"""

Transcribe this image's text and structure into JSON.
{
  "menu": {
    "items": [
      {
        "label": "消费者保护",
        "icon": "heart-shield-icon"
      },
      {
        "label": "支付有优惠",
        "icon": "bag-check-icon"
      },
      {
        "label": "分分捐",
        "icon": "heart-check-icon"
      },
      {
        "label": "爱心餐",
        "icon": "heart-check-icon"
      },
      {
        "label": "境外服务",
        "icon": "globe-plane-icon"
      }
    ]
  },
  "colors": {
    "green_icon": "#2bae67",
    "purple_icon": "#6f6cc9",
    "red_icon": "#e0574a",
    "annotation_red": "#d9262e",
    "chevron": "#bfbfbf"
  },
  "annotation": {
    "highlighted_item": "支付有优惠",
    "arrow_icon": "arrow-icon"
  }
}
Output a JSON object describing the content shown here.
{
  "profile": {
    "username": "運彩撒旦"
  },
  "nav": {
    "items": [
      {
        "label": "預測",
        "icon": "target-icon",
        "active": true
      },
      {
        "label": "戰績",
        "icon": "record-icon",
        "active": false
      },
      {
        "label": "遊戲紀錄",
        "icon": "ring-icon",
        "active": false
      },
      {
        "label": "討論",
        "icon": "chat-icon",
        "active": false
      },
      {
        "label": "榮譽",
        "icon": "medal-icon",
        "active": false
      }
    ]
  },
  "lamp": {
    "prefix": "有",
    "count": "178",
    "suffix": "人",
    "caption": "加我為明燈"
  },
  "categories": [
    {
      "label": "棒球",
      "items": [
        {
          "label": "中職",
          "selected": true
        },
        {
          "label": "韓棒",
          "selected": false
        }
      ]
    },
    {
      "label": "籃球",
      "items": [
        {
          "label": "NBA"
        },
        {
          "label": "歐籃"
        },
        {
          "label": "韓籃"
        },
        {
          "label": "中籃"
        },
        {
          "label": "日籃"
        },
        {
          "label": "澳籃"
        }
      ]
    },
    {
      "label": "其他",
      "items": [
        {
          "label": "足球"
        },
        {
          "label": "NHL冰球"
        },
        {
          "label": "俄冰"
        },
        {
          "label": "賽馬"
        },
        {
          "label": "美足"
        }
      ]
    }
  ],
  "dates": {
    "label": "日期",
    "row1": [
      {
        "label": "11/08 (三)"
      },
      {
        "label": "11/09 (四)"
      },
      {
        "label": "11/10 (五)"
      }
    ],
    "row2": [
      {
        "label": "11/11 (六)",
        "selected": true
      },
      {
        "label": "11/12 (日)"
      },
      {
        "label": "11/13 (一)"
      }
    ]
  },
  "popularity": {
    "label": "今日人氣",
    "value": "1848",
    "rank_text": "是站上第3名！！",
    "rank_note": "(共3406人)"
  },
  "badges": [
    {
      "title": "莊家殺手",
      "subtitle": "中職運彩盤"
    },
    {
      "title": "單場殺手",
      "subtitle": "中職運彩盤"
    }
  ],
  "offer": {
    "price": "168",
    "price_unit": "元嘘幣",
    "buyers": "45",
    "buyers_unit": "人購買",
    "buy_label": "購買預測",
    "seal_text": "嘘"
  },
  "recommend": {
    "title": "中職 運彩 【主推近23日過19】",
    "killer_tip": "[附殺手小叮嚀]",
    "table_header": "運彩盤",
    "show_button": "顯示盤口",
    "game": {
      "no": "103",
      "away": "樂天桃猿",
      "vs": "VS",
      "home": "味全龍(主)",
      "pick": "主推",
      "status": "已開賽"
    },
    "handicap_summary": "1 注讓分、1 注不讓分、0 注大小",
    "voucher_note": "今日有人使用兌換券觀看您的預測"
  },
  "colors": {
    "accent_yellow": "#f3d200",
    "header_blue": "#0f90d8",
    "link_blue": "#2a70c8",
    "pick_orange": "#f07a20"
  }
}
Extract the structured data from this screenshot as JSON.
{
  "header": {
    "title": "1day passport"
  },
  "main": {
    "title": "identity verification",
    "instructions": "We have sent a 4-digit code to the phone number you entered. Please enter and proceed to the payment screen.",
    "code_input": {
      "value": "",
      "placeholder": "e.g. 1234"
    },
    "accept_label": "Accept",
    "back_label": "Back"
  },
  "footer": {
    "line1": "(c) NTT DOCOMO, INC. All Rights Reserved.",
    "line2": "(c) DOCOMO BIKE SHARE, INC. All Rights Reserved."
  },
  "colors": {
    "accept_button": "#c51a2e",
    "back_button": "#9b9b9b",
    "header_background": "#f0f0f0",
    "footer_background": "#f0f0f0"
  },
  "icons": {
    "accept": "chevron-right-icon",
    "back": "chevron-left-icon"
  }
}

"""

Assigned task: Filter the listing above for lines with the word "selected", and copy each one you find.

Finished task:
          "selected": true
          "selected": false
        "selected": true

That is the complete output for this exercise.